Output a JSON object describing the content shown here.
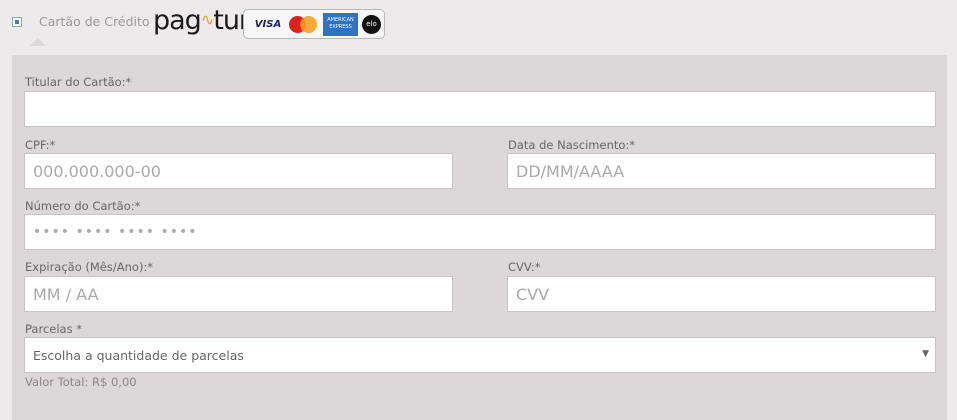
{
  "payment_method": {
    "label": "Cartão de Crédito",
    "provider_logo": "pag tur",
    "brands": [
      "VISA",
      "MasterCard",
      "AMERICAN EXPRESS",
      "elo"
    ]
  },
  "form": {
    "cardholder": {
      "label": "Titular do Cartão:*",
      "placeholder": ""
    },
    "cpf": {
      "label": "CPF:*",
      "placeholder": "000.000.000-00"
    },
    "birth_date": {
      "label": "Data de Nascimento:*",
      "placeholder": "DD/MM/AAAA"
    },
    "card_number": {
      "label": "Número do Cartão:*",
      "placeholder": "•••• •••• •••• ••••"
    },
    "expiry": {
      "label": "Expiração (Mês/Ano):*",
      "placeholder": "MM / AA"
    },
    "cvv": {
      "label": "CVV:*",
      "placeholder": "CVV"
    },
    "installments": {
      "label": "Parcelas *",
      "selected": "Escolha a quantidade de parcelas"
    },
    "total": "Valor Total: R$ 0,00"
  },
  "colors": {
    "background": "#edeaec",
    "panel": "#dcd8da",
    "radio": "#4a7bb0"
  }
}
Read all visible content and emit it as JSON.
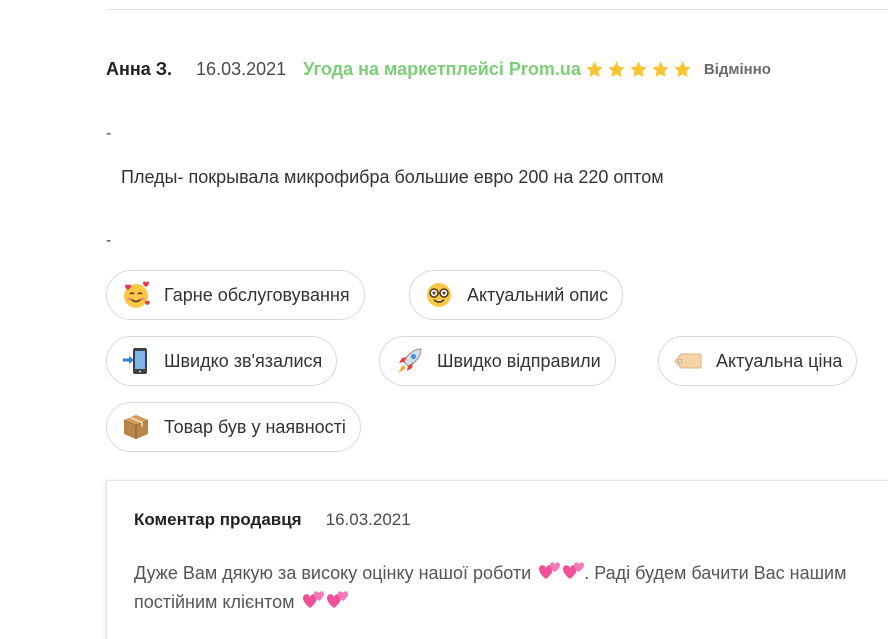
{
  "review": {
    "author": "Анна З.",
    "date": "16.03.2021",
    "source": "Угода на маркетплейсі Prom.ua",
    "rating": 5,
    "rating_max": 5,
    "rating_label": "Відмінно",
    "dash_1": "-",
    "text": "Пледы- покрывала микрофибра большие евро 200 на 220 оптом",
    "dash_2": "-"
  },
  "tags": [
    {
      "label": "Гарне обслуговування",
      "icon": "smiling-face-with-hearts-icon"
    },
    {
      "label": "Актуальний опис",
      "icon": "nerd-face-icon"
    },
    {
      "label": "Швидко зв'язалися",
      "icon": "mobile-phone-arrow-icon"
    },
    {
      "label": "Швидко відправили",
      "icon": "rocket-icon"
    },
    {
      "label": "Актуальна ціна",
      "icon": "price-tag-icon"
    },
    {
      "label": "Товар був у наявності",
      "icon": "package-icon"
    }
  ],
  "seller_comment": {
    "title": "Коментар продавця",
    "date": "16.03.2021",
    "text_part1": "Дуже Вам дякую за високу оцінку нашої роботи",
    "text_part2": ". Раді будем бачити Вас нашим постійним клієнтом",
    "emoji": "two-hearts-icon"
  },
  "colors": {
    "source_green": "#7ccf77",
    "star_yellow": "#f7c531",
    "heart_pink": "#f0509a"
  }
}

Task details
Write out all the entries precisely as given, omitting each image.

Task result
Output a JSON object describing the content shown here.
{
  "payment_method": {
    "label": "Cartão de Crédito",
    "provider_logo": "pag tur",
    "brands": [
      "VISA",
      "MasterCard",
      "AMERICAN EXPRESS",
      "elo"
    ]
  },
  "form": {
    "cardholder": {
      "label": "Titular do Cartão:*",
      "placeholder": ""
    },
    "cpf": {
      "label": "CPF:*",
      "placeholder": "000.000.000-00"
    },
    "birth_date": {
      "label": "Data de Nascimento:*",
      "placeholder": "DD/MM/AAAA"
    },
    "card_number": {
      "label": "Número do Cartão:*",
      "placeholder": "•••• •••• •••• ••••"
    },
    "expiry": {
      "label": "Expiração (Mês/Ano):*",
      "placeholder": "MM / AA"
    },
    "cvv": {
      "label": "CVV:*",
      "placeholder": "CVV"
    },
    "installments": {
      "label": "Parcelas *",
      "selected": "Escolha a quantidade de parcelas"
    },
    "total": "Valor Total: R$ 0,00"
  },
  "colors": {
    "background": "#edeaec",
    "panel": "#dcd8da",
    "radio": "#4a7bb0"
  }
}
Read all visible content and emit it as JSON.
{
  "review": {
    "author": "Анна З.",
    "date": "16.03.2021",
    "source": "Угода на маркетплейсі Prom.ua",
    "rating": 5,
    "rating_max": 5,
    "rating_label": "Відмінно",
    "dash_1": "-",
    "text": "Пледы- покрывала микрофибра большие евро 200 на 220 оптом",
    "dash_2": "-"
  },
  "tags": [
    {
      "label": "Гарне обслуговування",
      "icon": "smiling-face-with-hearts-icon"
    },
    {
      "label": "Актуальний опис",
      "icon": "nerd-face-icon"
    },
    {
      "label": "Швидко зв'язалися",
      "icon": "mobile-phone-arrow-icon"
    },
    {
      "label": "Швидко відправили",
      "icon": "rocket-icon"
    },
    {
      "label": "Актуальна ціна",
      "icon": "price-tag-icon"
    },
    {
      "label": "Товар був у наявності",
      "icon": "package-icon"
    }
  ],
  "seller_comment": {
    "title": "Коментар продавця",
    "date": "16.03.2021",
    "text_part1": "Дуже Вам дякую за високу оцінку нашої роботи",
    "text_part2": ". Раді будем бачити Вас нашим постійним клієнтом",
    "emoji": "two-hearts-icon"
  },
  "colors": {
    "source_green": "#7ccf77",
    "star_yellow": "#f7c531",
    "heart_pink": "#f0509a"
  }
}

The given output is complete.